Just a thought--I typically don't rely or expect the tool to improve anything about my "work process." That usually is something that involves myself and other people in considering how to get the work done better rather than the tool. Cliche as it may be, it really is about people, not tools.
In other words, once a tool reaches a certain level of capability, improving the features of the tool is relatively insignificant compared to improving the processes of the people using the tool.
Improvements in the tool can create improvements in the process.

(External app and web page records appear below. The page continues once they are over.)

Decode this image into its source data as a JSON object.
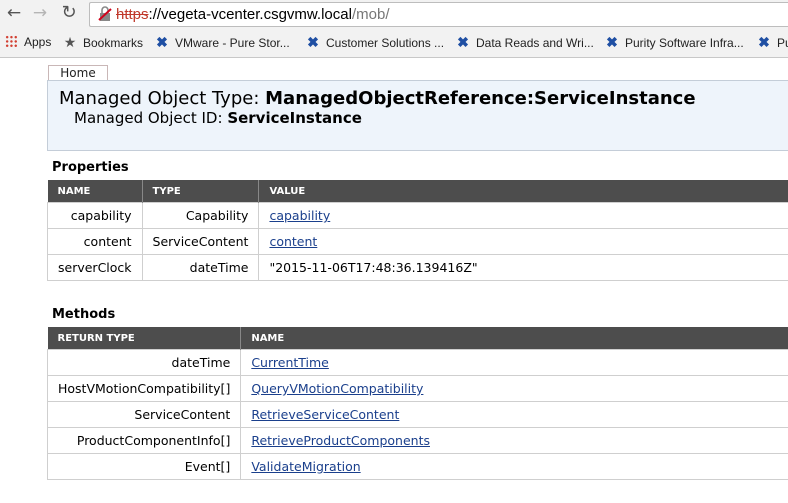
{
  "browser": {
    "url_scheme": "https",
    "url_host": "://vegeta-vcenter.csgvmw.local",
    "url_path": "/mob/",
    "bookmarks": [
      {
        "label": "Apps",
        "icon": "apps-grid-icon"
      },
      {
        "label": "Bookmarks",
        "icon": "star-icon"
      },
      {
        "label": "VMware - Pure Stor...",
        "icon": "x-logo-icon"
      },
      {
        "label": "Customer Solutions ...",
        "icon": "x-logo-icon"
      },
      {
        "label": "Data Reads and Wri...",
        "icon": "x-logo-icon"
      },
      {
        "label": "Purity Software Infra...",
        "icon": "x-logo-icon"
      },
      {
        "label": "Pu",
        "icon": "x-logo-icon"
      }
    ]
  },
  "page": {
    "home_tab": "Home",
    "mo_type_label": "Managed Object Type:",
    "mo_type_value": "ManagedObjectReference:ServiceInstance",
    "mo_id_label": "Managed Object ID:",
    "mo_id_value": "ServiceInstance"
  },
  "properties": {
    "title": "Properties",
    "headers": [
      "NAME",
      "TYPE",
      "VALUE"
    ],
    "rows": [
      {
        "name": "capability",
        "type": "Capability",
        "value": "capability",
        "link": true
      },
      {
        "name": "content",
        "type": "ServiceContent",
        "value": "content",
        "link": true
      },
      {
        "name": "serverClock",
        "type": "dateTime",
        "value": "\"2015-11-06T17:48:36.139416Z\"",
        "link": false
      }
    ]
  },
  "methods": {
    "title": "Methods",
    "headers": [
      "RETURN TYPE",
      "NAME"
    ],
    "rows": [
      {
        "return_type": "dateTime",
        "name": "CurrentTime"
      },
      {
        "return_type": "HostVMotionCompatibility[]",
        "name": "QueryVMotionCompatibility"
      },
      {
        "return_type": "ServiceContent",
        "name": "RetrieveServiceContent"
      },
      {
        "return_type": "ProductComponentInfo[]",
        "name": "RetrieveProductComponents"
      },
      {
        "return_type": "Event[]",
        "name": "ValidateMigration"
      }
    ]
  },
  "colors": {
    "table_header_bg": "#4d4d4d",
    "link": "#1a3f8c",
    "header_box_bg": "#eef4fb",
    "insecure_scheme": "#c0392b"
  }
}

Just think: If Visual Studio 2010 crashes once a week per developer (as opposed to 2-3 times a day), guess how much less time will be spent around the water cooler bitching about it, resulting in more time developing!